▸ Provided data
────────────────────

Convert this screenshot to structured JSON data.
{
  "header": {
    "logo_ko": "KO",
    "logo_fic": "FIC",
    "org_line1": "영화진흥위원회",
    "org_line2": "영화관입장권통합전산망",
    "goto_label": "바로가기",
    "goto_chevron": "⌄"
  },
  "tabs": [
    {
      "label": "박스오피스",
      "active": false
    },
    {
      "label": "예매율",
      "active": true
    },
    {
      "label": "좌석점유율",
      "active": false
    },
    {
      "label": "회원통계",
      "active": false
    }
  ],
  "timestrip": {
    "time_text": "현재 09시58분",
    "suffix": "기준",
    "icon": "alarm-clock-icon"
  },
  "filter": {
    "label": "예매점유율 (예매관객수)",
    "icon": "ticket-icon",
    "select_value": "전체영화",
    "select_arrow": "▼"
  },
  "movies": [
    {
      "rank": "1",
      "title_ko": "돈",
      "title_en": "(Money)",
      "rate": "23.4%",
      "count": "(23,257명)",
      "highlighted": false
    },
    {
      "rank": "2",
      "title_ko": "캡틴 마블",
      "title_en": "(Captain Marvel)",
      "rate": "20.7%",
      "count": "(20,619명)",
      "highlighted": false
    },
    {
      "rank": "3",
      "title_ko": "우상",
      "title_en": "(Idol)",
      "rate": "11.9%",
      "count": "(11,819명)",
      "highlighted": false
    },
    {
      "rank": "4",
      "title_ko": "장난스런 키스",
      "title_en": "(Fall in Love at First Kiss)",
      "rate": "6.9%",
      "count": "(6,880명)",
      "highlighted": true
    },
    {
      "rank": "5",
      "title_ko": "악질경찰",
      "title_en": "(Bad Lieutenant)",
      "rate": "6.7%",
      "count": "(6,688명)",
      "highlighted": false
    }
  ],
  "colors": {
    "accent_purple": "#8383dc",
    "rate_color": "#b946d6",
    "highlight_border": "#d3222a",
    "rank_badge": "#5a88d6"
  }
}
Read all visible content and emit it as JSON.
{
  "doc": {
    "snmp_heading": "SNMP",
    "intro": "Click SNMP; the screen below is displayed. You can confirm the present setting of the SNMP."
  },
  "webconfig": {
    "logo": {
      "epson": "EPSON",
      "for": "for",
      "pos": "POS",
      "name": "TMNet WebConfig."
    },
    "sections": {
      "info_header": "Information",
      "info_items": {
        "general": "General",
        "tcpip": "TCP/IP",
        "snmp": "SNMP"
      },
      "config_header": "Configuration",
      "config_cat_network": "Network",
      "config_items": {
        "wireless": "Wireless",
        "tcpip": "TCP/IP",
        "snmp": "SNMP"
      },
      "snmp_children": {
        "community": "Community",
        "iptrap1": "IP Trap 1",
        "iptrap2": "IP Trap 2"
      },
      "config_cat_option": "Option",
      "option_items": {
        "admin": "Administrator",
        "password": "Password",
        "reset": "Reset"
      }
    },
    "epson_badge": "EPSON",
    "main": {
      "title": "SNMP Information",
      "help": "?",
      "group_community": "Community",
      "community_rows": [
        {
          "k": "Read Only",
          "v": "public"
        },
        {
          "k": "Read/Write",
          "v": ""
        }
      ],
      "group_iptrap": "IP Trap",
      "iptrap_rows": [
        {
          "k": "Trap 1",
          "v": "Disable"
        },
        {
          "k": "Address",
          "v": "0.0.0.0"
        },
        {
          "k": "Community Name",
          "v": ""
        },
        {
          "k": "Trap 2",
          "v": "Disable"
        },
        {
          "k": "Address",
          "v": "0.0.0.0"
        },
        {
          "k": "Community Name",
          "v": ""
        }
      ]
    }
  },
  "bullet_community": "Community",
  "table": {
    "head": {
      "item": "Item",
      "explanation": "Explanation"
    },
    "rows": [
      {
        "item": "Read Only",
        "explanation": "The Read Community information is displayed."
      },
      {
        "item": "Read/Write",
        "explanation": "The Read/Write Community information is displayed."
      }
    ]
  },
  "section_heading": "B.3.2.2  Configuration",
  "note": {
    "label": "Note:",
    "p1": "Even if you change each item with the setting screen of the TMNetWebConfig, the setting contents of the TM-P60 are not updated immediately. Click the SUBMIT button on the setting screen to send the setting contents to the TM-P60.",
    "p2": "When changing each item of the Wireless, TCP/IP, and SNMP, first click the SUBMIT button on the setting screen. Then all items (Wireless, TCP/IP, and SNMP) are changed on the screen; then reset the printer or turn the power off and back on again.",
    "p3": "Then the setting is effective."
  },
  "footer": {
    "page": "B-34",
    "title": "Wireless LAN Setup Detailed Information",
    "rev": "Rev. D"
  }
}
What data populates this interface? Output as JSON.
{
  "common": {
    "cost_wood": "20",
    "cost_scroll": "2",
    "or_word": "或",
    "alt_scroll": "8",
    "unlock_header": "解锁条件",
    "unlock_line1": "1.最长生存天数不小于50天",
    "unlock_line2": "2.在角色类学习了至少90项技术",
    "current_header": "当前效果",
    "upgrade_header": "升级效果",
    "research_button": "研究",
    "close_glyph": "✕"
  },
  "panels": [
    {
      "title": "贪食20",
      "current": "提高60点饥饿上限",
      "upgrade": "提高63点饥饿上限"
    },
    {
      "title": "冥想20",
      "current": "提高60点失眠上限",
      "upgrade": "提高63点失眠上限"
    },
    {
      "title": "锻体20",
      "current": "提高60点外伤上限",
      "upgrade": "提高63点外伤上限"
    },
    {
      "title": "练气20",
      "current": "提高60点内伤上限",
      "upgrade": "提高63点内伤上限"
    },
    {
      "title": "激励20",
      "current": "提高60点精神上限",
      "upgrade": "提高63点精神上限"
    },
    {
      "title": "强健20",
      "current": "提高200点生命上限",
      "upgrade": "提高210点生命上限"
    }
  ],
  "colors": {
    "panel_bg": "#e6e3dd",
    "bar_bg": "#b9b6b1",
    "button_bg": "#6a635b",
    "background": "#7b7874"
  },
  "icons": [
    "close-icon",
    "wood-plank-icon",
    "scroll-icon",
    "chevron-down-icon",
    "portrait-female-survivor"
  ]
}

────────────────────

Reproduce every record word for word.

▸ Exercise response
Convert this screenshot to structured JSON data.
{
  "header": {
    "logo_ko": "KO",
    "logo_fic": "FIC",
    "org_line1": "영화진흥위원회",
    "org_line2": "영화관입장권통합전산망",
    "goto_label": "바로가기",
    "goto_chevron": "⌄"
  },
  "tabs": [
    {
      "label": "박스오피스",
      "active": false
    },
    {
      "label": "예매율",
      "active": true
    },
    {
      "label": "좌석점유율",
      "active": false
    },
    {
      "label": "회원통계",
      "active": false
    }
  ],
  "timestrip": {
    "time_text": "현재 09시58분",
    "suffix": "기준",
    "icon": "alarm-clock-icon"
  },
  "filter": {
    "label": "예매점유율 (예매관객수)",
    "icon": "ticket-icon",
    "select_value": "전체영화",
    "select_arrow": "▼"
  },
  "movies": [
    {
      "rank": "1",
      "title_ko": "돈",
      "title_en": "(Money)",
      "rate": "23.4%",
      "count": "(23,257명)",
      "highlighted": false
    },
    {
      "rank": "2",
      "title_ko": "캡틴 마블",
      "title_en": "(Captain Marvel)",
      "rate": "20.7%",
      "count": "(20,619명)",
      "highlighted": false
    },
    {
      "rank": "3",
      "title_ko": "우상",
      "title_en": "(Idol)",
      "rate": "11.9%",
      "count": "(11,819명)",
      "highlighted": false
    },
    {
      "rank": "4",
      "title_ko": "장난스런 키스",
      "title_en": "(Fall in Love at First Kiss)",
      "rate": "6.9%",
      "count": "(6,880명)",
      "highlighted": true
    },
    {
      "rank": "5",
      "title_ko": "악질경찰",
      "title_en": "(Bad Lieutenant)",
      "rate": "6.7%",
      "count": "(6,688명)",
      "highlighted": false
    }
  ],
  "colors": {
    "accent_purple": "#8383dc",
    "rate_color": "#b946d6",
    "highlight_border": "#d3222a",
    "rank_badge": "#5a88d6"
  }
}
Read all visible content and emit it as JSON.
{
  "doc": {
    "snmp_heading": "SNMP",
    "intro": "Click SNMP; the screen below is displayed. You can confirm the present setting of the SNMP."
  },
  "webconfig": {
    "logo": {
      "epson": "EPSON",
      "for": "for",
      "pos": "POS",
      "name": "TMNet WebConfig."
    },
    "sections": {
      "info_header": "Information",
      "info_items": {
        "general": "General",
        "tcpip": "TCP/IP",
        "snmp": "SNMP"
      },
      "config_header": "Configuration",
      "config_cat_network": "Network",
      "config_items": {
        "wireless": "Wireless",
        "tcpip": "TCP/IP",
        "snmp": "SNMP"
      },
      "snmp_children": {
        "community": "Community",
        "iptrap1": "IP Trap 1",
        "iptrap2": "IP Trap 2"
      },
      "config_cat_option": "Option",
      "option_items": {
        "admin": "Administrator",
        "password": "Password",
        "reset": "Reset"
      }
    },
    "epson_badge": "EPSON",
    "main": {
      "title": "SNMP Information",
      "help": "?",
      "group_community": "Community",
      "community_rows": [
        {
          "k": "Read Only",
          "v": "public"
        },
        {
          "k": "Read/Write",
          "v": ""
        }
      ],
      "group_iptrap": "IP Trap",
      "iptrap_rows": [
        {
          "k": "Trap 1",
          "v": "Disable"
        },
        {
          "k": "Address",
          "v": "0.0.0.0"
        },
        {
          "k": "Community Name",
          "v": ""
        },
        {
          "k": "Trap 2",
          "v": "Disable"
        },
        {
          "k": "Address",
          "v": "0.0.0.0"
        },
        {
          "k": "Community Name",
          "v": ""
        }
      ]
    }
  },
  "bullet_community": "Community",
  "table": {
    "head": {
      "item": "Item",
      "explanation": "Explanation"
    },
    "rows": [
      {
        "item": "Read Only",
        "explanation": "The Read Community information is displayed."
      },
      {
        "item": "Read/Write",
        "explanation": "The Read/Write Community information is displayed."
      }
    ]
  },
  "section_heading": "B.3.2.2  Configuration",
  "note": {
    "label": "Note:",
    "p1": "Even if you change each item with the setting screen of the TMNetWebConfig, the setting contents of the TM-P60 are not updated immediately. Click the SUBMIT button on the setting screen to send the setting contents to the TM-P60.",
    "p2": "When changing each item of the Wireless, TCP/IP, and SNMP, first click the SUBMIT button on the setting screen. Then all items (Wireless, TCP/IP, and SNMP) are changed on the screen; then reset the printer or turn the power off and back on again.",
    "p3": "Then the setting is effective."
  },
  "footer": {
    "page": "B-34",
    "title": "Wireless LAN Setup Detailed Information",
    "rev": "Rev. D"
  }
}
What data populates this interface? Output as JSON.
{
  "common": {
    "cost_wood": "20",
    "cost_scroll": "2",
    "or_word": "或",
    "alt_scroll": "8",
    "unlock_header": "解锁条件",
    "unlock_line1": "1.最长生存天数不小于50天",
    "unlock_line2": "2.在角色类学习了至少90项技术",
    "current_header": "当前效果",
    "upgrade_header": "升级效果",
    "research_button": "研究",
    "close_glyph": "✕"
  },
  "panels": [
    {
      "title": "贪食20",
      "current": "提高60点饥饿上限",
      "upgrade": "提高63点饥饿上限"
    },
    {
      "title": "冥想20",
      "current": "提高60点失眠上限",
      "upgrade": "提高63点失眠上限"
    },
    {
      "title": "锻体20",
      "current": "提高60点外伤上限",
      "upgrade": "提高63点外伤上限"
    },
    {
      "title": "练气20",
      "current": "提高60点内伤上限",
      "upgrade": "提高63点内伤上限"
    },
    {
      "title": "激励20",
      "current": "提高60点精神上限",
      "upgrade": "提高63点精神上限"
    },
    {
      "title": "强健20",
      "current": "提高200点生命上限",
      "upgrade": "提高210点生命上限"
    }
  ],
  "colors": {
    "panel_bg": "#e6e3dd",
    "bar_bg": "#b9b6b1",
    "button_bg": "#6a635b",
    "background": "#7b7874"
  },
  "icons": [
    "close-icon",
    "wood-plank-icon",
    "scroll-icon",
    "chevron-down-icon",
    "portrait-female-survivor"
  ]
}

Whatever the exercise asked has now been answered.